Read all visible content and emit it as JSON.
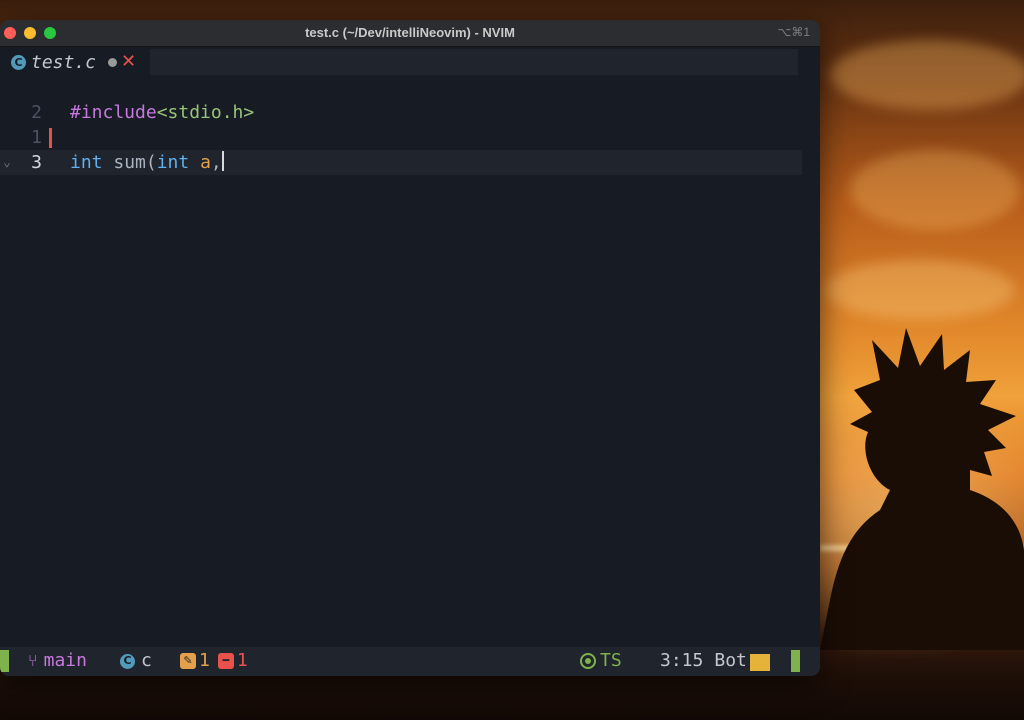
{
  "window": {
    "title": "test.c (~/Dev/intelliNeovim) - NVIM",
    "shortcut": "⌥⌘1"
  },
  "tab": {
    "icon": "c-file-icon",
    "name": "test.c",
    "modified_icon": "modified-dot-icon",
    "close_icon": "close-icon"
  },
  "editor": {
    "lines": [
      {
        "number": "2",
        "relative": true,
        "code": [
          {
            "cls": "kw-inc",
            "text": "#include"
          },
          {
            "cls": "str",
            "text": "<stdio.h>"
          }
        ]
      },
      {
        "number": "1",
        "relative": true,
        "code": []
      },
      {
        "number": "3",
        "relative": false,
        "current": true,
        "fold": "⌄",
        "code": [
          {
            "cls": "type",
            "text": "int"
          },
          {
            "cls": "fn",
            "text": " sum("
          },
          {
            "cls": "type",
            "text": "int"
          },
          {
            "cls": "plain",
            "text": " "
          },
          {
            "cls": "param",
            "text": "a"
          },
          {
            "cls": "plain",
            "text": ","
          }
        ]
      }
    ]
  },
  "statusline": {
    "branch": "main",
    "filetype": "c",
    "warnings": "1",
    "errors": "1",
    "treesitter": "TS",
    "position": "3:15",
    "scroll": "Bot"
  },
  "colors": {
    "accent_green": "#7fb24a",
    "keyword_purple": "#c678dd",
    "string_green": "#98c379",
    "type_blue": "#61afef",
    "param_orange": "#e5a04b",
    "error_red": "#e8524a"
  }
}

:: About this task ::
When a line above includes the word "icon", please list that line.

:: Answer to the exercise ::
    "icon": "c-file-icon",
    "modified_icon": "modified-dot-icon",
    "close_icon": "close-icon"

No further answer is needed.